(Brief)
Leave out the pictures and retype everything else in the records below exactly.

(Dataset records)
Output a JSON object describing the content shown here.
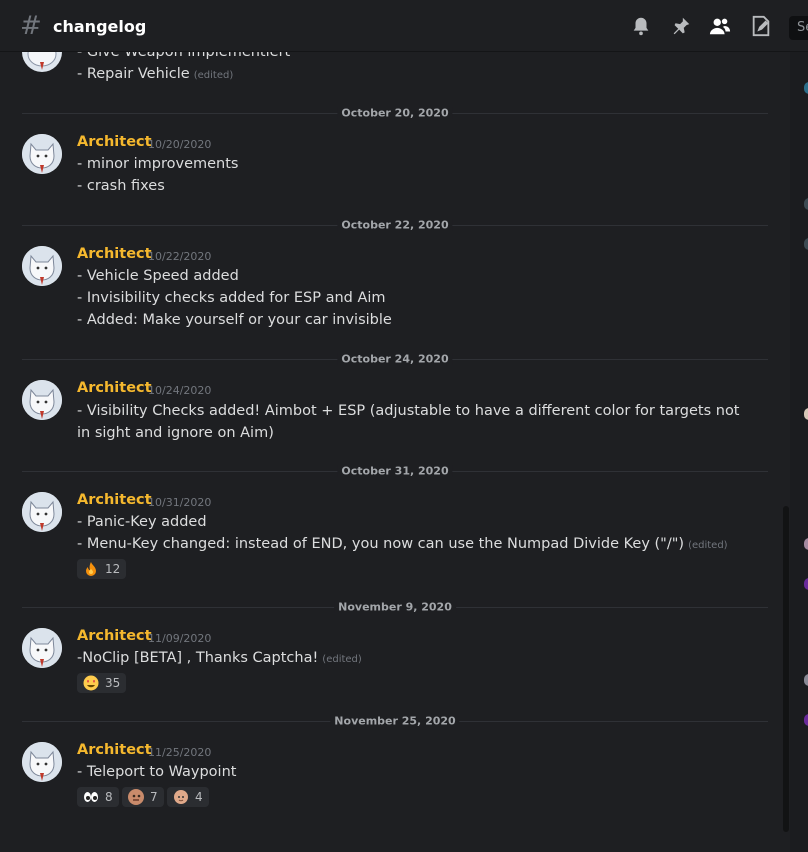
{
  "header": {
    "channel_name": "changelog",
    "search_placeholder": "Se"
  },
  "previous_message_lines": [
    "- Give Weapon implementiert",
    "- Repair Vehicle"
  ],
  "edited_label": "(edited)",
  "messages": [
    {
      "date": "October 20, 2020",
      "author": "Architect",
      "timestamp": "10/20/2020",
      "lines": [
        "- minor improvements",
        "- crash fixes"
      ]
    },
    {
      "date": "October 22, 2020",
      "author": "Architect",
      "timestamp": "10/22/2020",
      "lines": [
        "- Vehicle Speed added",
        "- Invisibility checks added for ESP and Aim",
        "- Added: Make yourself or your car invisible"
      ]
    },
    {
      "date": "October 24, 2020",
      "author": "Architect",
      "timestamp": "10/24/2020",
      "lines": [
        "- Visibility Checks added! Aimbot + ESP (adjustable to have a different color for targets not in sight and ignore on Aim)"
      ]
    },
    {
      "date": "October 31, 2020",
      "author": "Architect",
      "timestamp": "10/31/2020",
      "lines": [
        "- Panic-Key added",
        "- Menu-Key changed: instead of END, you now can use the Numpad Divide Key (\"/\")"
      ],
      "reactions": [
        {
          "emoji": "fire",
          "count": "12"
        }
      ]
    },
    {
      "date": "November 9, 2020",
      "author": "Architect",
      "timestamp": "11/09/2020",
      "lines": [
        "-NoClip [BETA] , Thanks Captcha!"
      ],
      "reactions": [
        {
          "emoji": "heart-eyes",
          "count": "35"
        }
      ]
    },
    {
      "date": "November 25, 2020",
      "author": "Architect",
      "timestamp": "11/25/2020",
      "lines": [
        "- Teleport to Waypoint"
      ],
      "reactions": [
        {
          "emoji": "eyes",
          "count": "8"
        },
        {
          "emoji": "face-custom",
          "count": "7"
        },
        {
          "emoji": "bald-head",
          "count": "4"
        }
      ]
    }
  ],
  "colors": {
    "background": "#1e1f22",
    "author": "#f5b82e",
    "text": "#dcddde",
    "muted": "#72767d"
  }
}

(Answer below)
Output a JSON object describing the content shown here.
{
  "header": {
    "channel_name": "changelog",
    "search_placeholder": "Se"
  },
  "previous_message_lines": [
    "- Give Weapon implementiert",
    "- Repair Vehicle"
  ],
  "edited_label": "(edited)",
  "messages": [
    {
      "date": "October 20, 2020",
      "author": "Architect",
      "timestamp": "10/20/2020",
      "lines": [
        "- minor improvements",
        "- crash fixes"
      ]
    },
    {
      "date": "October 22, 2020",
      "author": "Architect",
      "timestamp": "10/22/2020",
      "lines": [
        "- Vehicle Speed added",
        "- Invisibility checks added for ESP and Aim",
        "- Added: Make yourself or your car invisible"
      ]
    },
    {
      "date": "October 24, 2020",
      "author": "Architect",
      "timestamp": "10/24/2020",
      "lines": [
        "- Visibility Checks added! Aimbot + ESP (adjustable to have a different color for targets not in sight and ignore on Aim)"
      ]
    },
    {
      "date": "October 31, 2020",
      "author": "Architect",
      "timestamp": "10/31/2020",
      "lines": [
        "- Panic-Key added",
        "- Menu-Key changed: instead of END, you now can use the Numpad Divide Key (\"/\")"
      ],
      "reactions": [
        {
          "emoji": "fire",
          "count": "12"
        }
      ]
    },
    {
      "date": "November 9, 2020",
      "author": "Architect",
      "timestamp": "11/09/2020",
      "lines": [
        "-NoClip [BETA] , Thanks Captcha!"
      ],
      "reactions": [
        {
          "emoji": "heart-eyes",
          "count": "35"
        }
      ]
    },
    {
      "date": "November 25, 2020",
      "author": "Architect",
      "timestamp": "11/25/2020",
      "lines": [
        "- Teleport to Waypoint"
      ],
      "reactions": [
        {
          "emoji": "eyes",
          "count": "8"
        },
        {
          "emoji": "face-custom",
          "count": "7"
        },
        {
          "emoji": "bald-head",
          "count": "4"
        }
      ]
    }
  ],
  "colors": {
    "background": "#1e1f22",
    "author": "#f5b82e",
    "text": "#dcddde",
    "muted": "#72767d"
  }
}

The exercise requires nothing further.